A widespread problem
The experience of intimate partner violence is unfortunately all too common among women working in the Turkish private sector. According to a study that Ipsos has been conducting for Sabanci University Corporate Governance Forum’s Business Against Domestic Violence Project since 20147 , three-quarters (75%) of white collar working women have experienced at least one type of violent behavior from their intimate partners in the last five years. Psychological and emotional violence is most common (64%), followed by social violence which includes acts such as becoming angry when talking with other men and controlling where the woman goes and whom she meets (52%), physical violence (23%), and economic violence (23%)8 . As Nata Duvvury and Stacey Scriver point out in their article, the effects of violence can be limiting for women’s career advacement.
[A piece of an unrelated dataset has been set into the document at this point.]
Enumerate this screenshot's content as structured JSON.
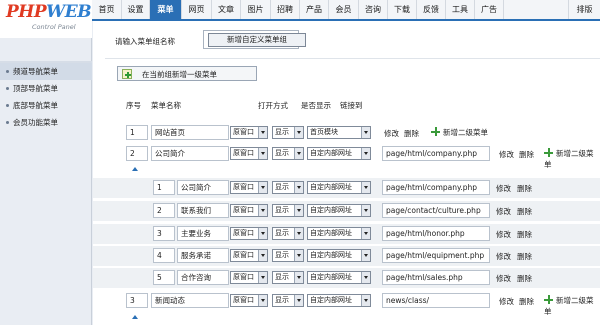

However, the effects of violence also cost employers money through staff absences and poor performance. Initimate partner violence is a issue for both the public and the private sector.
Women do not seek help from the workplace
According to our study, almost all (91%) working men and women think that intimate partner violence impacts work life either considerably or completely. However, companies or employers are not seen as a source of support in cases of violence, as only 8% of men and women would consider seeking support from someone in the workplace, like managers, human resources staff, or colleagues. Almost half of the women surveyed (45%) stated that they would be embarrassed to share their experience of violence with their managers.
There are a myriad of things the private sector can do to combat intimate partner violence
Companies have a role to play
Although most people do not see the workplace as part of the solution, there are a myriad of things the private sector can do to combat intimate partner violence and minimise its adverse effects on survivors. The Business Against Domestic Violence (BADV) Project is an example of an initiative that implements support mechanisms in the workplace, while providing tools, methods and best practices to companies. To date, 51 companies have created a Domestic Violence Policy for their employees. The BADV project’s recommended approaches include developing training programs that target all employees in order to create awareness around the definition and the perception of violence, defining psychological counselling as a part of the health benefit plans of the employees, offering employees who are at risk the option of relocation to a different work place, and closely monitoring and penalising cases of workplace violences. Last but not least, there are measures companies can take to prevent the perpetration of violence within working hours or the facilities of the company9 .
Violence against women is a multifaceted issue which pervades all aspects of life, including the home, work and social spheres. Solutions, therefore, must be holistic, drawing in a wide range of actors. Intimate partner violence is a business problem, and private sector companies have a crucial role to play in tackling it. And as the research presented in these two articles suggests, it makes business sense for companies to do so.